*The task*:
Print the listing below exactly as written.
◆ ◆ ◆ ◆
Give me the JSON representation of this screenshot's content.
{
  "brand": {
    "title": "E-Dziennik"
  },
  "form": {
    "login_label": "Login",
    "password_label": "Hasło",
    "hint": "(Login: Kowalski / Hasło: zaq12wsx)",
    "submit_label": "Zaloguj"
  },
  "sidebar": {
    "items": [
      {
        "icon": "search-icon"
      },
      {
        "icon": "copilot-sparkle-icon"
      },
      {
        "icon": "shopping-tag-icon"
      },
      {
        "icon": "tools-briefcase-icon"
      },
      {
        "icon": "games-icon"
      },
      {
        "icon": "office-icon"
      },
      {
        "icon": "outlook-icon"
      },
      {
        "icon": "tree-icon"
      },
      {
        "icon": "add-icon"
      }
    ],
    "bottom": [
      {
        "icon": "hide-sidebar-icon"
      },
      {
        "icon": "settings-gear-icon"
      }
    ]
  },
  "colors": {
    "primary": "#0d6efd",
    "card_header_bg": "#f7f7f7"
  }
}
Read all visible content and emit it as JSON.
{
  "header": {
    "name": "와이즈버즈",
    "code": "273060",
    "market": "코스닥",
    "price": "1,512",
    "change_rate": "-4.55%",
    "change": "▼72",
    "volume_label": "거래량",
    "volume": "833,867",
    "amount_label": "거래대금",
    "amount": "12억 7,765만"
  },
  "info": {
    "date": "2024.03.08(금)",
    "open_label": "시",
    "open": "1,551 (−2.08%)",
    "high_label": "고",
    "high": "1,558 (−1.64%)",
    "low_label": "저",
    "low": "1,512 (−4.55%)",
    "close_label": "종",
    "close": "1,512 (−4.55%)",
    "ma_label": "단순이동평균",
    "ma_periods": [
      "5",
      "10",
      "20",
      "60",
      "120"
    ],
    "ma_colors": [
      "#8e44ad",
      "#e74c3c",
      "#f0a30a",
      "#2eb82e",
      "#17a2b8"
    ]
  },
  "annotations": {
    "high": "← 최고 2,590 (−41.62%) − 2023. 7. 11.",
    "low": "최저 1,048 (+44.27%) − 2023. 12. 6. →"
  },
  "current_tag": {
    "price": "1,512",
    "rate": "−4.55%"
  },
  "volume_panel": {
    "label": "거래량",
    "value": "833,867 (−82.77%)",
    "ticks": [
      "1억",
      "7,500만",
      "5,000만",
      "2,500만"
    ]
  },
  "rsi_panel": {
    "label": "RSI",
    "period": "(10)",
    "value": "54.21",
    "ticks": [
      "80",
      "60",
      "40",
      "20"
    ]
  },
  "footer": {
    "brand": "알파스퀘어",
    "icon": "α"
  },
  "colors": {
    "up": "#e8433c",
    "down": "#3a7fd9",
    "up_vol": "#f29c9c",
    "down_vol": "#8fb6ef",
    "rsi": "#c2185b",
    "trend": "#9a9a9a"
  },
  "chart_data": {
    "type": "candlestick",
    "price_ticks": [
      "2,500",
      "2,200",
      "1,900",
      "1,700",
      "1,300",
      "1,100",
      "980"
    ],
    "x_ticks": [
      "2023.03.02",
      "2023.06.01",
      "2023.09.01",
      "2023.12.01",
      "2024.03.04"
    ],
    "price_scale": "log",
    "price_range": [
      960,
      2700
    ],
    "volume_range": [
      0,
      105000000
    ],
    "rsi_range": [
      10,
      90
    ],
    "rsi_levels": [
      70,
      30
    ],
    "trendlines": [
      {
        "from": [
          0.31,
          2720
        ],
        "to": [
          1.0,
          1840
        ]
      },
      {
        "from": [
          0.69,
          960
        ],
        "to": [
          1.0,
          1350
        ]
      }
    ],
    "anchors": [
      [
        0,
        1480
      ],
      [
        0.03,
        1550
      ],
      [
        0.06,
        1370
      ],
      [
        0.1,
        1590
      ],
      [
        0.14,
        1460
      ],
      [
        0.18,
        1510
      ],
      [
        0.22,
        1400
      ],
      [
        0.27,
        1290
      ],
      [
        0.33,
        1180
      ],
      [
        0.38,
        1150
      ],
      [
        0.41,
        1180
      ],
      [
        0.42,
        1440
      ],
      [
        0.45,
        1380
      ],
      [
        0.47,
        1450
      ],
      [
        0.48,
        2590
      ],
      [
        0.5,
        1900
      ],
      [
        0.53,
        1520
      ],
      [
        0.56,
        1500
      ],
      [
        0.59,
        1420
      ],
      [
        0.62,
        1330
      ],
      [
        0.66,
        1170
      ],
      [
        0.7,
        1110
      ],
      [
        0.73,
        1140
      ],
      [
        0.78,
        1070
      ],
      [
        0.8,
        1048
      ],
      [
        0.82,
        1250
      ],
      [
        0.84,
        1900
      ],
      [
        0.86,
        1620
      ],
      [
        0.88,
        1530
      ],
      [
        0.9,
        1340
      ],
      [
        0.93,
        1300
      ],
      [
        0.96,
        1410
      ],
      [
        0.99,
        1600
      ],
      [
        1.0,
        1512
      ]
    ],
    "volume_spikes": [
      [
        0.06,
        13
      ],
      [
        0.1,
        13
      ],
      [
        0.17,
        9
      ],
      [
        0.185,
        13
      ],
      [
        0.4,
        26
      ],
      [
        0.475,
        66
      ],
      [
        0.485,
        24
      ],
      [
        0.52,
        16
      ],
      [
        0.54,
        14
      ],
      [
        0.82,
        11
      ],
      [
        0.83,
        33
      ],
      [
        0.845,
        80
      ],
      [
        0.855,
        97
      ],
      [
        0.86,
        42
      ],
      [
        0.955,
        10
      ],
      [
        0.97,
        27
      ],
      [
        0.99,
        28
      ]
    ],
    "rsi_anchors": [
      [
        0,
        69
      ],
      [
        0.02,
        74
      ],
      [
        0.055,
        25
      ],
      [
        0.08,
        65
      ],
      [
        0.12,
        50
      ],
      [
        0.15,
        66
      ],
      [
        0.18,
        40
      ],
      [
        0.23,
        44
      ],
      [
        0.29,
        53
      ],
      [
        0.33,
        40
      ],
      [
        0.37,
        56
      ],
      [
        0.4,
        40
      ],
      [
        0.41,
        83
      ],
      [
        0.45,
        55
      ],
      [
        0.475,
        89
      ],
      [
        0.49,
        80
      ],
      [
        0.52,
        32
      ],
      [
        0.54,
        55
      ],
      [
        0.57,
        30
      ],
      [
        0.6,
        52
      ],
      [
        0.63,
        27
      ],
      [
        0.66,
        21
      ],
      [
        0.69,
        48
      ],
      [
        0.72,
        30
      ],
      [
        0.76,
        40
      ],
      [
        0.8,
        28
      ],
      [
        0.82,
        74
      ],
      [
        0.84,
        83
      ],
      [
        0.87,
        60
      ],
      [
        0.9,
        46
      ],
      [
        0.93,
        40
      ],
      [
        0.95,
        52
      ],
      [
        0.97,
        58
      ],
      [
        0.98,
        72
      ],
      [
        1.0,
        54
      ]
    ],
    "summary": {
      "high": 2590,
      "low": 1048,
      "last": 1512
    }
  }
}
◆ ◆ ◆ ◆
*Solution for this task*:
Give me the JSON representation of this screenshot's content.
{
  "brand": {
    "title": "E-Dziennik"
  },
  "form": {
    "login_label": "Login",
    "password_label": "Hasło",
    "hint": "(Login: Kowalski / Hasło: zaq12wsx)",
    "submit_label": "Zaloguj"
  },
  "sidebar": {
    "items": [
      {
        "icon": "search-icon"
      },
      {
        "icon": "copilot-sparkle-icon"
      },
      {
        "icon": "shopping-tag-icon"
      },
      {
        "icon": "tools-briefcase-icon"
      },
      {
        "icon": "games-icon"
      },
      {
        "icon": "office-icon"
      },
      {
        "icon": "outlook-icon"
      },
      {
        "icon": "tree-icon"
      },
      {
        "icon": "add-icon"
      }
    ],
    "bottom": [
      {
        "icon": "hide-sidebar-icon"
      },
      {
        "icon": "settings-gear-icon"
      }
    ]
  },
  "colors": {
    "primary": "#0d6efd",
    "card_header_bg": "#f7f7f7"
  }
}
Read all visible content and emit it as JSON.
{
  "header": {
    "name": "와이즈버즈",
    "code": "273060",
    "market": "코스닥",
    "price": "1,512",
    "change_rate": "-4.55%",
    "change": "▼72",
    "volume_label": "거래량",
    "volume": "833,867",
    "amount_label": "거래대금",
    "amount": "12억 7,765만"
  },
  "info": {
    "date": "2024.03.08(금)",
    "open_label": "시",
    "open": "1,551 (−2.08%)",
    "high_label": "고",
    "high": "1,558 (−1.64%)",
    "low_label": "저",
    "low": "1,512 (−4.55%)",
    "close_label": "종",
    "close": "1,512 (−4.55%)",
    "ma_label": "단순이동평균",
    "ma_periods": [
      "5",
      "10",
      "20",
      "60",
      "120"
    ],
    "ma_colors": [
      "#8e44ad",
      "#e74c3c",
      "#f0a30a",
      "#2eb82e",
      "#17a2b8"
    ]
  },
  "annotations": {
    "high": "← 최고 2,590 (−41.62%) − 2023. 7. 11.",
    "low": "최저 1,048 (+44.27%) − 2023. 12. 6. →"
  },
  "current_tag": {
    "price": "1,512",
    "rate": "−4.55%"
  },
  "volume_panel": {
    "label": "거래량",
    "value": "833,867 (−82.77%)",
    "ticks": [
      "1억",
      "7,500만",
      "5,000만",
      "2,500만"
    ]
  },
  "rsi_panel": {
    "label": "RSI",
    "period": "(10)",
    "value": "54.21",
    "ticks": [
      "80",
      "60",
      "40",
      "20"
    ]
  },
  "footer": {
    "brand": "알파스퀘어",
    "icon": "α"
  },
  "colors": {
    "up": "#e8433c",
    "down": "#3a7fd9",
    "up_vol": "#f29c9c",
    "down_vol": "#8fb6ef",
    "rsi": "#c2185b",
    "trend": "#9a9a9a"
  },
  "chart_data": {
    "type": "candlestick",
    "price_ticks": [
      "2,500",
      "2,200",
      "1,900",
      "1,700",
      "1,300",
      "1,100",
      "980"
    ],
    "x_ticks": [
      "2023.03.02",
      "2023.06.01",
      "2023.09.01",
      "2023.12.01",
      "2024.03.04"
    ],
    "price_scale": "log",
    "price_range": [
      960,
      2700
    ],
    "volume_range": [
      0,
      105000000
    ],
    "rsi_range": [
      10,
      90
    ],
    "rsi_levels": [
      70,
      30
    ],
    "trendlines": [
      {
        "from": [
          0.31,
          2720
        ],
        "to": [
          1.0,
          1840
        ]
      },
      {
        "from": [
          0.69,
          960
        ],
        "to": [
          1.0,
          1350
        ]
      }
    ],
    "anchors": [
      [
        0,
        1480
      ],
      [
        0.03,
        1550
      ],
      [
        0.06,
        1370
      ],
      [
        0.1,
        1590
      ],
      [
        0.14,
        1460
      ],
      [
        0.18,
        1510
      ],
      [
        0.22,
        1400
      ],
      [
        0.27,
        1290
      ],
      [
        0.33,
        1180
      ],
      [
        0.38,
        1150
      ],
      [
        0.41,
        1180
      ],
      [
        0.42,
        1440
      ],
      [
        0.45,
        1380
      ],
      [
        0.47,
        1450
      ],
      [
        0.48,
        2590
      ],
      [
        0.5,
        1900
      ],
      [
        0.53,
        1520
      ],
      [
        0.56,
        1500
      ],
      [
        0.59,
        1420
      ],
      [
        0.62,
        1330
      ],
      [
        0.66,
        1170
      ],
      [
        0.7,
        1110
      ],
      [
        0.73,
        1140
      ],
      [
        0.78,
        1070
      ],
      [
        0.8,
        1048
      ],
      [
        0.82,
        1250
      ],
      [
        0.84,
        1900
      ],
      [
        0.86,
        1620
      ],
      [
        0.88,
        1530
      ],
      [
        0.9,
        1340
      ],
      [
        0.93,
        1300
      ],
      [
        0.96,
        1410
      ],
      [
        0.99,
        1600
      ],
      [
        1.0,
        1512
      ]
    ],
    "volume_spikes": [
      [
        0.06,
        13
      ],
      [
        0.1,
        13
      ],
      [
        0.17,
        9
      ],
      [
        0.185,
        13
      ],
      [
        0.4,
        26
      ],
      [
        0.475,
        66
      ],
      [
        0.485,
        24
      ],
      [
        0.52,
        16
      ],
      [
        0.54,
        14
      ],
      [
        0.82,
        11
      ],
      [
        0.83,
        33
      ],
      [
        0.845,
        80
      ],
      [
        0.855,
        97
      ],
      [
        0.86,
        42
      ],
      [
        0.955,
        10
      ],
      [
        0.97,
        27
      ],
      [
        0.99,
        28
      ]
    ],
    "rsi_anchors": [
      [
        0,
        69
      ],
      [
        0.02,
        74
      ],
      [
        0.055,
        25
      ],
      [
        0.08,
        65
      ],
      [
        0.12,
        50
      ],
      [
        0.15,
        66
      ],
      [
        0.18,
        40
      ],
      [
        0.23,
        44
      ],
      [
        0.29,
        53
      ],
      [
        0.33,
        40
      ],
      [
        0.37,
        56
      ],
      [
        0.4,
        40
      ],
      [
        0.41,
        83
      ],
      [
        0.45,
        55
      ],
      [
        0.475,
        89
      ],
      [
        0.49,
        80
      ],
      [
        0.52,
        32
      ],
      [
        0.54,
        55
      ],
      [
        0.57,
        30
      ],
      [
        0.6,
        52
      ],
      [
        0.63,
        27
      ],
      [
        0.66,
        21
      ],
      [
        0.69,
        48
      ],
      [
        0.72,
        30
      ],
      [
        0.76,
        40
      ],
      [
        0.8,
        28
      ],
      [
        0.82,
        74
      ],
      [
        0.84,
        83
      ],
      [
        0.87,
        60
      ],
      [
        0.9,
        46
      ],
      [
        0.93,
        40
      ],
      [
        0.95,
        52
      ],
      [
        0.97,
        58
      ],
      [
        0.98,
        72
      ],
      [
        1.0,
        54
      ]
    ],
    "summary": {
      "high": 2590,
      "low": 1048,
      "last": 1512
    }
  }
}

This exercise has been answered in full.